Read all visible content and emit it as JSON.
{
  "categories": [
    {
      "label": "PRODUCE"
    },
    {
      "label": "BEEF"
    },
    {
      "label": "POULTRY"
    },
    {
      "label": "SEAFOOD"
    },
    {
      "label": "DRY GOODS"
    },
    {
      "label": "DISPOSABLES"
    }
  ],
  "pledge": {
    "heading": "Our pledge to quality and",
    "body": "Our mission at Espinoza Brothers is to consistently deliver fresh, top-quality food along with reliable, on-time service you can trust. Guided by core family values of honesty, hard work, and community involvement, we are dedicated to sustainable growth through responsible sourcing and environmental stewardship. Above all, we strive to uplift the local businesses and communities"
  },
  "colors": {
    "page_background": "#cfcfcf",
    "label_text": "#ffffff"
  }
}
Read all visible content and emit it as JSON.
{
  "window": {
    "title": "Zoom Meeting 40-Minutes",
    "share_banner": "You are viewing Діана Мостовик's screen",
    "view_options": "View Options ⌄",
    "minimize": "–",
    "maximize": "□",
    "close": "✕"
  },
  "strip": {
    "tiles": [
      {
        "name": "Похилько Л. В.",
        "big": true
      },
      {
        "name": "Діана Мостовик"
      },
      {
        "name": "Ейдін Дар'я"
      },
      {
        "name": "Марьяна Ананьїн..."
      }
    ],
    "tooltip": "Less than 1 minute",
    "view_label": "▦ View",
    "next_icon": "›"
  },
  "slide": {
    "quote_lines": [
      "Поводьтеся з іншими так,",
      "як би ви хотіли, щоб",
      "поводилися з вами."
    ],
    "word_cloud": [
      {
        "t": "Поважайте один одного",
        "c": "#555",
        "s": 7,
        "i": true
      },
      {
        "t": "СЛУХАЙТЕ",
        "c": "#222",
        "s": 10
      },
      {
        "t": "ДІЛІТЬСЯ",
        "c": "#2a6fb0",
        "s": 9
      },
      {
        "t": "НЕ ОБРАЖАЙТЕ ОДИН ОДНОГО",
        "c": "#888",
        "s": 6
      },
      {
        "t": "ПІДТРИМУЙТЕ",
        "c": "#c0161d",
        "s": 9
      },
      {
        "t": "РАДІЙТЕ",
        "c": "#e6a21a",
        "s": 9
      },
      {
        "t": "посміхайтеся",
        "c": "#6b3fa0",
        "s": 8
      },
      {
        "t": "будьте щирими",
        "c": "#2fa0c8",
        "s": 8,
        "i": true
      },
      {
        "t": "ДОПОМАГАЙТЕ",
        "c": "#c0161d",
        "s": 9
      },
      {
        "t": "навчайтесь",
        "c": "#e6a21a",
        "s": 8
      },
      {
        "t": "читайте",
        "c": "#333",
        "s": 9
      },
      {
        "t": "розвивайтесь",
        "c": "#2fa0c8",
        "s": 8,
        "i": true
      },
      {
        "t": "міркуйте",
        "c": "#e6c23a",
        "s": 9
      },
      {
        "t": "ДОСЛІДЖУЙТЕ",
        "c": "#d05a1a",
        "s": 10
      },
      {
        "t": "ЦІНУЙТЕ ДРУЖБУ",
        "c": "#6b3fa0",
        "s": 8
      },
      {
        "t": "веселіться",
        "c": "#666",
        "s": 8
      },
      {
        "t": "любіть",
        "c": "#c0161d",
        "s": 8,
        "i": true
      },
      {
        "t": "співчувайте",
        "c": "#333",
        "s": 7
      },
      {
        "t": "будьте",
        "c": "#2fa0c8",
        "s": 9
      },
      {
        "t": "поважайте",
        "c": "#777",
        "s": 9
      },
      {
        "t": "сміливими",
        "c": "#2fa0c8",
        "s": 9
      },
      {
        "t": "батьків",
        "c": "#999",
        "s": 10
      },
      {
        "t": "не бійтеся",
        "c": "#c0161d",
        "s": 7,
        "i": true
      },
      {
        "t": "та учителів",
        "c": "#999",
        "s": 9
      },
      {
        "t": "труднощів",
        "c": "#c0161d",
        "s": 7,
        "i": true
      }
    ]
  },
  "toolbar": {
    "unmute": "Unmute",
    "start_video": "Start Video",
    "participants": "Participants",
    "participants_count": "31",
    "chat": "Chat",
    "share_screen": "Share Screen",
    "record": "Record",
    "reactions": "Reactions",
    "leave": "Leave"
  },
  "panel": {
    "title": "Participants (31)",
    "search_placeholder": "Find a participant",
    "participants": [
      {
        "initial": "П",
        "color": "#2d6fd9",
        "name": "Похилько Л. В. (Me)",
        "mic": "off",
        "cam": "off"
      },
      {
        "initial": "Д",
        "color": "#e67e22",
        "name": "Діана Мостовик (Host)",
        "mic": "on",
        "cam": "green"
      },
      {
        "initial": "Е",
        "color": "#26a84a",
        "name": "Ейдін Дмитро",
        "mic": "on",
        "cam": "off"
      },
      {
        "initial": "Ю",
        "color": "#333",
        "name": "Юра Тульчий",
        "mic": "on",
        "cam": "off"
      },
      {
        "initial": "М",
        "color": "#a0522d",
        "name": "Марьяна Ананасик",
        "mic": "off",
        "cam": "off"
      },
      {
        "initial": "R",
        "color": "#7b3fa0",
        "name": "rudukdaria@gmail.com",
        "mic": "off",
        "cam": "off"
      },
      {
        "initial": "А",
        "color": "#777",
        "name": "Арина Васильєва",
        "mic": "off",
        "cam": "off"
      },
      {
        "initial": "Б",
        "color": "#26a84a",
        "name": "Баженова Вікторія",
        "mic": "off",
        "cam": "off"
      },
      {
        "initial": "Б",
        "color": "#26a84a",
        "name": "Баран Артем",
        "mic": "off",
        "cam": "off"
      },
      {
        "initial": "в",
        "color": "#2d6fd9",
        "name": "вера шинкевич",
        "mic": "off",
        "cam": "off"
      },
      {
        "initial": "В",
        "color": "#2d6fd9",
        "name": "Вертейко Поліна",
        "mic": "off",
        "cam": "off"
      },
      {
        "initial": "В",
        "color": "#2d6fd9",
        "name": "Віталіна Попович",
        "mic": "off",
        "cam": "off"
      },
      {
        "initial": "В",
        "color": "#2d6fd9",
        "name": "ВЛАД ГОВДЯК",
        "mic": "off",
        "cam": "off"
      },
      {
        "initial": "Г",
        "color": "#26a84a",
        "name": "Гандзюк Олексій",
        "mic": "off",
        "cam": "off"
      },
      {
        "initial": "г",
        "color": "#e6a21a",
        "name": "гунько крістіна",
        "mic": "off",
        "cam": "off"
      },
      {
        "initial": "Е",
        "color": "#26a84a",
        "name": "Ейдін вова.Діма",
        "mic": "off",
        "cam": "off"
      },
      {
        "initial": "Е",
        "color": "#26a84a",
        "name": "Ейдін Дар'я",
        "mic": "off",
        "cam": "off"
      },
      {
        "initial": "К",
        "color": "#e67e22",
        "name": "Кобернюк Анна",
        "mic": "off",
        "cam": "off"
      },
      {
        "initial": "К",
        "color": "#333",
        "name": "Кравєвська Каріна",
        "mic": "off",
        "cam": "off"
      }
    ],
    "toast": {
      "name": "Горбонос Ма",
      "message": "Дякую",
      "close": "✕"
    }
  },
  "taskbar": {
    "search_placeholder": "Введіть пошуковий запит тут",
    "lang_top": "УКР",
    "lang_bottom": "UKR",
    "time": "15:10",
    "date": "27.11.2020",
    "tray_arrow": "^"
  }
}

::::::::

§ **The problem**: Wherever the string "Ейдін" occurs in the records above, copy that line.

§ **Task solution**:
        "name": "Ейдін Дар'я"
        "name": "Ейдін Дмитро",
        "name": "Ейдін вова.Діма",
        "name": "Ейдін Дар'я",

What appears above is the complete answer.